START TASK INPUT

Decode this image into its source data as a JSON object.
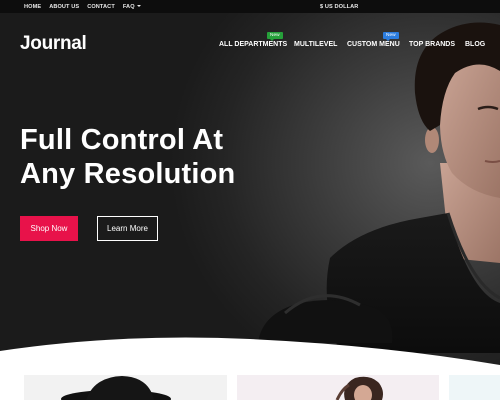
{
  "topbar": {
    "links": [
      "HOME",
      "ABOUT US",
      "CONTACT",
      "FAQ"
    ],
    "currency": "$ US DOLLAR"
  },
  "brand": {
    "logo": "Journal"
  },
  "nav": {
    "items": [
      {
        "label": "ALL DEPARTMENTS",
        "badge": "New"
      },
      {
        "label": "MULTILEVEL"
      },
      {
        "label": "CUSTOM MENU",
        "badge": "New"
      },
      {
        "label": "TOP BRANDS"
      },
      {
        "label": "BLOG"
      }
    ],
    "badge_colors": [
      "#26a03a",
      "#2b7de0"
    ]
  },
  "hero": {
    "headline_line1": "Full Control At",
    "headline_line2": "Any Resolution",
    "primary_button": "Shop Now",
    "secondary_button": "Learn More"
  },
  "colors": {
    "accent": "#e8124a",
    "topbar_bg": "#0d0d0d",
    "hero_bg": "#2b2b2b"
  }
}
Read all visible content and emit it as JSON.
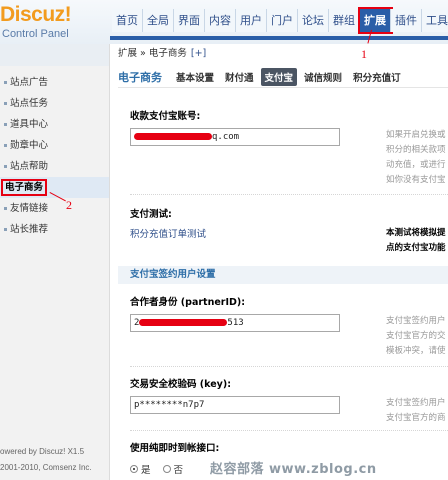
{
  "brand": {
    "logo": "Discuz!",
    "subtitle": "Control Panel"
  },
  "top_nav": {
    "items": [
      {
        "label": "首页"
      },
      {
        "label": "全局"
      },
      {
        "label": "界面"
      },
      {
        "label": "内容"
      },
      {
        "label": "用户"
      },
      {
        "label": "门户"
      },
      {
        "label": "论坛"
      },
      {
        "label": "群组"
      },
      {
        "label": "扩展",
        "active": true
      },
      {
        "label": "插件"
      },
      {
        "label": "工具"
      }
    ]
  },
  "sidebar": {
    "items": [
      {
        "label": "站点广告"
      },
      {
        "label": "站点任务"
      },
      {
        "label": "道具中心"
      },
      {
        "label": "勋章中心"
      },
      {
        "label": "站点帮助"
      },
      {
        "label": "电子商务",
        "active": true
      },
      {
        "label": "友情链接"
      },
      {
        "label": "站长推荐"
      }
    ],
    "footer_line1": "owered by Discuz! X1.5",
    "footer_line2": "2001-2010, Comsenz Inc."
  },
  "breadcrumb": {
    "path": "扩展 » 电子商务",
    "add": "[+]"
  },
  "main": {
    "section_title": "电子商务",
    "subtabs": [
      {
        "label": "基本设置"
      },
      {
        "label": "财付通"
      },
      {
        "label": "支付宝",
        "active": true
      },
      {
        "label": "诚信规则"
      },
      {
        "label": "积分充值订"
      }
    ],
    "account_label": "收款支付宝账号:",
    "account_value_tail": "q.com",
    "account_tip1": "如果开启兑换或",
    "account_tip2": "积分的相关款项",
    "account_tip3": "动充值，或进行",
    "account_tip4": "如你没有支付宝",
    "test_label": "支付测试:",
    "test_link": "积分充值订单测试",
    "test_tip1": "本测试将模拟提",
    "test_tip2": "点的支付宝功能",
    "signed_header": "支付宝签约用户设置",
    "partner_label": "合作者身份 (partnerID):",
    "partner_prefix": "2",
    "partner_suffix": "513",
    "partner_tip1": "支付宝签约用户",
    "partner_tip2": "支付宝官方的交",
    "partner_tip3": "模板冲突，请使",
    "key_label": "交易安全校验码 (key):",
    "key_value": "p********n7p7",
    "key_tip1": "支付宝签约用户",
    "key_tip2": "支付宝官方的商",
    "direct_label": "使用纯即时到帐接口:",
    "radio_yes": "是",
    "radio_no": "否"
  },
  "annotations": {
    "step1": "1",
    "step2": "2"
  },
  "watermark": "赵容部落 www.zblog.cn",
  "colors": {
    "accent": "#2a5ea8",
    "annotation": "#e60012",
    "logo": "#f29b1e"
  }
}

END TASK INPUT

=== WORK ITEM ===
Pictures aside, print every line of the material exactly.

=== FINISHED EXERCISE ===
Decode this image into its source data as a JSON object.
{
  "topbar": {
    "links": [
      "HOME",
      "ABOUT US",
      "CONTACT",
      "FAQ"
    ],
    "currency": "$ US DOLLAR"
  },
  "brand": {
    "logo": "Journal"
  },
  "nav": {
    "items": [
      {
        "label": "ALL DEPARTMENTS",
        "badge": "New"
      },
      {
        "label": "MULTILEVEL"
      },
      {
        "label": "CUSTOM MENU",
        "badge": "New"
      },
      {
        "label": "TOP BRANDS"
      },
      {
        "label": "BLOG"
      }
    ],
    "badge_colors": [
      "#26a03a",
      "#2b7de0"
    ]
  },
  "hero": {
    "headline_line1": "Full Control At",
    "headline_line2": "Any Resolution",
    "primary_button": "Shop Now",
    "secondary_button": "Learn More"
  },
  "colors": {
    "accent": "#e8124a",
    "topbar_bg": "#0d0d0d",
    "hero_bg": "#2b2b2b"
  }
}
Read all visible content and emit it as JSON.
{
  "brand": {
    "logo": "Discuz!",
    "subtitle": "Control Panel"
  },
  "top_nav": {
    "items": [
      {
        "label": "首页"
      },
      {
        "label": "全局"
      },
      {
        "label": "界面"
      },
      {
        "label": "内容"
      },
      {
        "label": "用户"
      },
      {
        "label": "门户"
      },
      {
        "label": "论坛"
      },
      {
        "label": "群组"
      },
      {
        "label": "扩展",
        "active": true
      },
      {
        "label": "插件"
      },
      {
        "label": "工具"
      }
    ]
  },
  "sidebar": {
    "items": [
      {
        "label": "站点广告"
      },
      {
        "label": "站点任务"
      },
      {
        "label": "道具中心"
      },
      {
        "label": "勋章中心"
      },
      {
        "label": "站点帮助"
      },
      {
        "label": "电子商务",
        "active": true
      },
      {
        "label": "友情链接"
      },
      {
        "label": "站长推荐"
      }
    ],
    "footer_line1": "owered by Discuz! X1.5",
    "footer_line2": "2001-2010, Comsenz Inc."
  },
  "breadcrumb": {
    "path": "扩展 » 电子商务",
    "add": "[+]"
  },
  "main": {
    "section_title": "电子商务",
    "subtabs": [
      {
        "label": "基本设置"
      },
      {
        "label": "财付通"
      },
      {
        "label": "支付宝",
        "active": true
      },
      {
        "label": "诚信规则"
      },
      {
        "label": "积分充值订"
      }
    ],
    "account_label": "收款支付宝账号:",
    "account_value_tail": "q.com",
    "account_tip1": "如果开启兑换或",
    "account_tip2": "积分的相关款项",
    "account_tip3": "动充值，或进行",
    "account_tip4": "如你没有支付宝",
    "test_label": "支付测试:",
    "test_link": "积分充值订单测试",
    "test_tip1": "本测试将模拟提",
    "test_tip2": "点的支付宝功能",
    "signed_header": "支付宝签约用户设置",
    "partner_label": "合作者身份 (partnerID):",
    "partner_prefix": "2",
    "partner_suffix": "513",
    "partner_tip1": "支付宝签约用户",
    "partner_tip2": "支付宝官方的交",
    "partner_tip3": "模板冲突，请使",
    "key_label": "交易安全校验码 (key):",
    "key_value": "p********n7p7",
    "key_tip1": "支付宝签约用户",
    "key_tip2": "支付宝官方的商",
    "direct_label": "使用纯即时到帐接口:",
    "radio_yes": "是",
    "radio_no": "否"
  },
  "annotations": {
    "step1": "1",
    "step2": "2"
  },
  "watermark": "赵容部落 www.zblog.cn",
  "colors": {
    "accent": "#2a5ea8",
    "annotation": "#e60012",
    "logo": "#f29b1e"
  }
}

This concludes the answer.